Anyone seen any code for a Kalman filter which admits online updates with (basically) time stamps or time deltas? I'm taking another crack at intraday mean reversion, but I really want to handle overnight gaps better than assuming they are as important as intraday updates. In fact, I wouldn't mind assigning custom weights to each minute based on the volume traded (that would be awesome), based on the idea that we are sampling the underlying process at random/sparse times, and that some minutes' observations are after a greater length of time/action in the volume clock.

I really don't want to have to go back to first principles and see if I can derive the state space update formulae with generalized elapsed time, and frankly, I'm not sure if I am capable of that yet.


3 responses

Hmm playing with that code in MATLAB, it looks like it is still assigning the same weight to each observation, when really I want further spaced observations to be weighted higher, to reflect the fact that the underlying process has had more time to evolve.

Perhaps you could fit the price versus time data with a polynomial, and weight the fit by volume.

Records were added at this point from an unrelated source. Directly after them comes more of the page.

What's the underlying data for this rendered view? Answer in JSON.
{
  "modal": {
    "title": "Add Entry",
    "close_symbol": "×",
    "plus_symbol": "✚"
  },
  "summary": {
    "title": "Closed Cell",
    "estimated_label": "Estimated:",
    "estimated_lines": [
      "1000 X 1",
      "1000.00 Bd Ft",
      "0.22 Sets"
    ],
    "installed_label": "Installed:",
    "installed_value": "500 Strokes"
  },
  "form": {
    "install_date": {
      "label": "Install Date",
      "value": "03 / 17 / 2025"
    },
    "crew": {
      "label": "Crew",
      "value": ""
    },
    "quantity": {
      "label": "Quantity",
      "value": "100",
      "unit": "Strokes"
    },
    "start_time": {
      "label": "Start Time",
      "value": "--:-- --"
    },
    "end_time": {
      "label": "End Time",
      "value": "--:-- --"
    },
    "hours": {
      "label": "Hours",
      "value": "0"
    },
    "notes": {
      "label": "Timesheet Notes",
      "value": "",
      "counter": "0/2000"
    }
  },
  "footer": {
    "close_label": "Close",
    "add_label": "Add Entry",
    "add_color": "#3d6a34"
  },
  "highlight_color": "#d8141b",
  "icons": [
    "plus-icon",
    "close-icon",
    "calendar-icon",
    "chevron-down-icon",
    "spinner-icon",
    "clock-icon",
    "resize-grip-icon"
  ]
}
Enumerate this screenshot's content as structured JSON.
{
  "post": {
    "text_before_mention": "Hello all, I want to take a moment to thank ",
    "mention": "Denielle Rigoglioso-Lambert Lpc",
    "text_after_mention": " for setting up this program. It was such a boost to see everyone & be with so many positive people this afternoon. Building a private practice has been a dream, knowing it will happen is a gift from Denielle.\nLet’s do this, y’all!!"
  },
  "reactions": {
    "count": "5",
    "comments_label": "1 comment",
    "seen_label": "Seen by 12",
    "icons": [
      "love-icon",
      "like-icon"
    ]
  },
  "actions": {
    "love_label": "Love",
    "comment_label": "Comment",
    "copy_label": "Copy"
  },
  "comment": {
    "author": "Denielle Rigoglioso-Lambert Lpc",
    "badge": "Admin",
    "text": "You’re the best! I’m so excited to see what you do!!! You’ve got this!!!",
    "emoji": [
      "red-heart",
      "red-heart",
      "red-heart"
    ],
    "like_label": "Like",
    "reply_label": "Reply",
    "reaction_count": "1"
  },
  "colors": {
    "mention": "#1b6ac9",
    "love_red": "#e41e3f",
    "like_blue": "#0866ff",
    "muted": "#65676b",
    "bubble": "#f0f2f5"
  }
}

Then use the polynomial to interpolate, creating an equally spaced grid, thereby synthesizing 24/7/365 minutely prices at equal volume. The tricky parts are the length of the trailing window for the fit, and the order of the polynomial. In addition to weighting by volume, you could weight by time, something like exp(-t/tau), where tau is the time constant. Then, you can select a really long trailing window, and fiddle with tau instead. This will weight more recent observations more heavily (e.g. on Monday morning, the prior week will have faded from the analysis).

For completeness, you could include the full OHLCV data in the fit and weights (e.g. points with lower variance could be weighted more heavily).

Once you have your synthetic, equally-spaced price data, then you could try applying your Kalman filter thingy (which may be useless after the fitting...)

Overall, at any point in time, it seems like you need a figure of merit for the goodness-of-fit of your model, to assess the degree to which it can be applied (i.e. how much risk are you taking on by relying on the model).